Open Access

‘Royal Gala’ apple [Malus sylvestris (L.) Mill var. domestica (Borkh.) Mansf.] fruit can be susceptible to the development of postharvest disorders such as flesh breakdown and cracking (splitting) during and after cold storage. The objective of this research was to investigate fruit size and 1-methylcyclopropene (1-MCP) treatment effects on fruit physiological attributes and incidence and severity of storage disorders in ‘Royal Gala’ apples held in cold storage. In 2011, fruit segregated at harvest into two groups based on size (120 to 175, 250 to 350 g/fruit) were stored in air at 0.5 °C for 6 months and then at 20 °C for 7 days. In 2012, fruit were sorted into four groups (less than 200, 200 to 240, 241 to 280, and greater than 280 g/fruit), treated with 0 or 1 μL·L−1 1-MCP for 12 hours, and then stored in air at 0.5 °C for 3 or 6 months. Storage disorders were only detected at 6 months, regardless of 1-MCP treatment. In both control and 1-MCP-treated fruit, flesh breakdown incidence increased with fruit size, whereas severity was less associated with size. The progression of flesh breakdown developed in overall cortex tissue of control fruit but only detected in the stem-end tissue of 1-MCP-treated fruit. Internal ethylene concentration (IEC) decreased and CO2 production increased with increased fruit weight; however, 1-MCP-treated fruit had low IEC regardless of weight. Cortex tissue lightness (L*) increased with fruit size irrespective of tissue localization (stem end, equatorial, calyx end) at harvest. During 6 months’ storage, L* decreased with increased fruit size in controls but not 1-MCP-treated fruit. Fruit fresh weight loss increased with fruit size and storage duration, more so in controls when compared with 1-MCP-treated fruit.
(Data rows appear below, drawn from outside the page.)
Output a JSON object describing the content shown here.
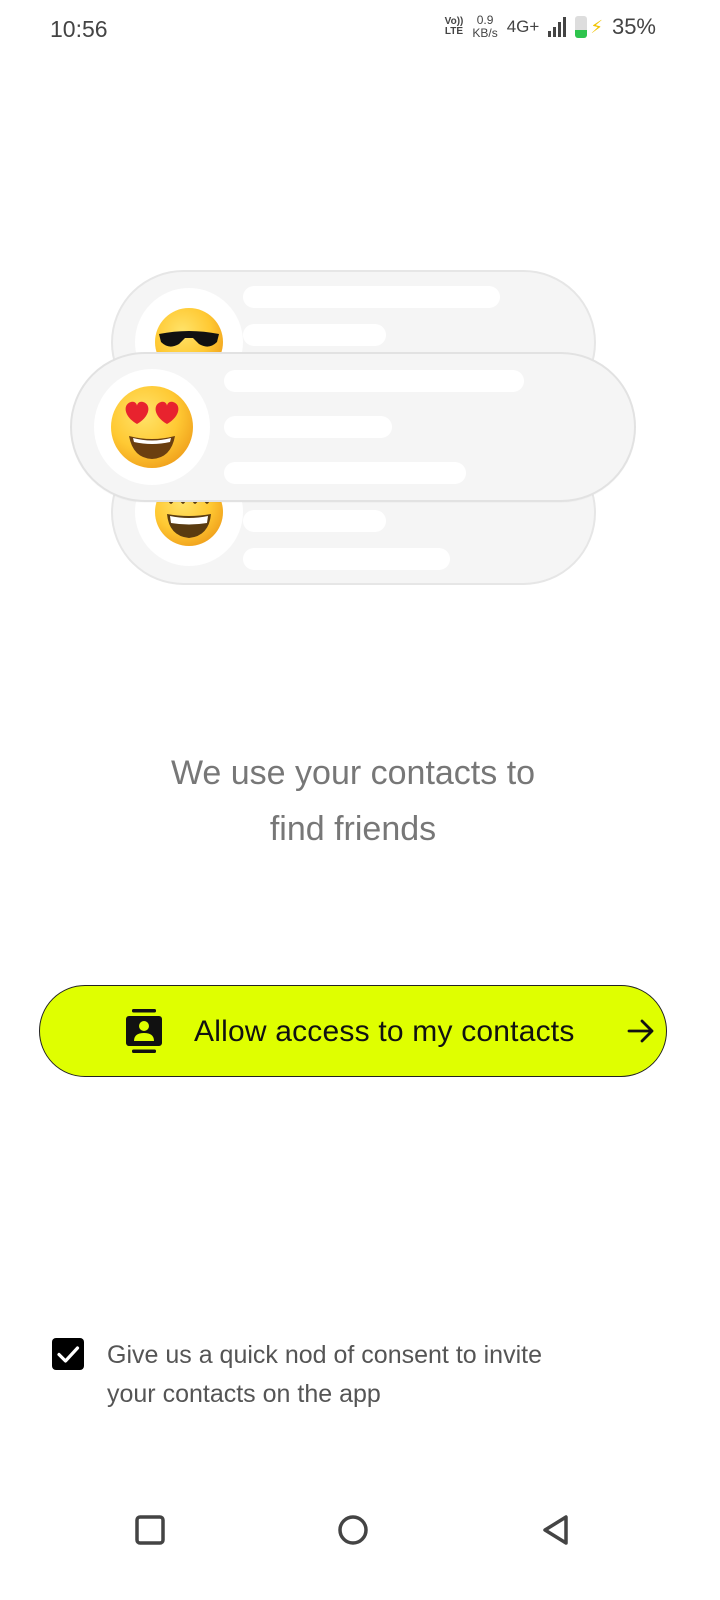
{
  "status_bar": {
    "time": "10:56",
    "volte_top": "Vo))",
    "volte_bottom": "LTE",
    "net_speed_value": "0.9",
    "net_speed_unit": "KB/s",
    "network_type": "4G+",
    "battery_percent": "35%",
    "battery_level": 0.35
  },
  "illustration": {
    "back_top_emoji": "smiling-face-with-sunglasses",
    "front_emoji": "smiling-face-with-heart-eyes",
    "back_bottom_emoji": "grinning-face-with-smiling-eyes"
  },
  "headline": {
    "line1": "We use your contacts to",
    "line2": "find friends"
  },
  "cta": {
    "label": "Allow access to my contacts",
    "icon": "contacts-book-icon",
    "arrow_icon": "arrow-right-icon",
    "background_color": "#dfff00"
  },
  "consent": {
    "checked": true,
    "line1": "Give us a quick nod of consent to invite",
    "line2": "your contacts on the app"
  },
  "nav_bar": {
    "recents_icon": "square-icon",
    "home_icon": "circle-icon",
    "back_icon": "triangle-back-icon"
  }
}
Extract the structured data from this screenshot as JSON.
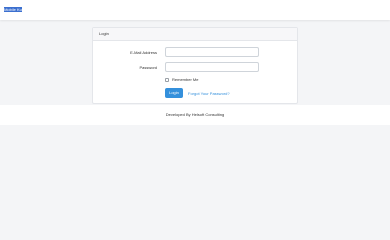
{
  "nav": {
    "brand": "Mobile Ku"
  },
  "login": {
    "header": "Login",
    "email_label": "E-Mail Address",
    "email_value": "",
    "password_label": "Password",
    "password_value": "",
    "remember_label": "Remember Me",
    "submit_label": "Login",
    "forgot_link": "Forgot Your Password?"
  },
  "footer": {
    "text": "Developed By Helsoft Consulting"
  }
}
Furthermore, fruit circumference increased during storage with fruit size only for control fruit. These physical changes are associated with susceptibility of large fruit to flesh breakdown more so than small fruit. Reduced flesh breakdown incidence, progression of symptoms from the stem end into the cortex, and symptom severity in 1-MCP-treated fruit may indicate flesh breakdown is related to fruit ripening and senescence.

Free access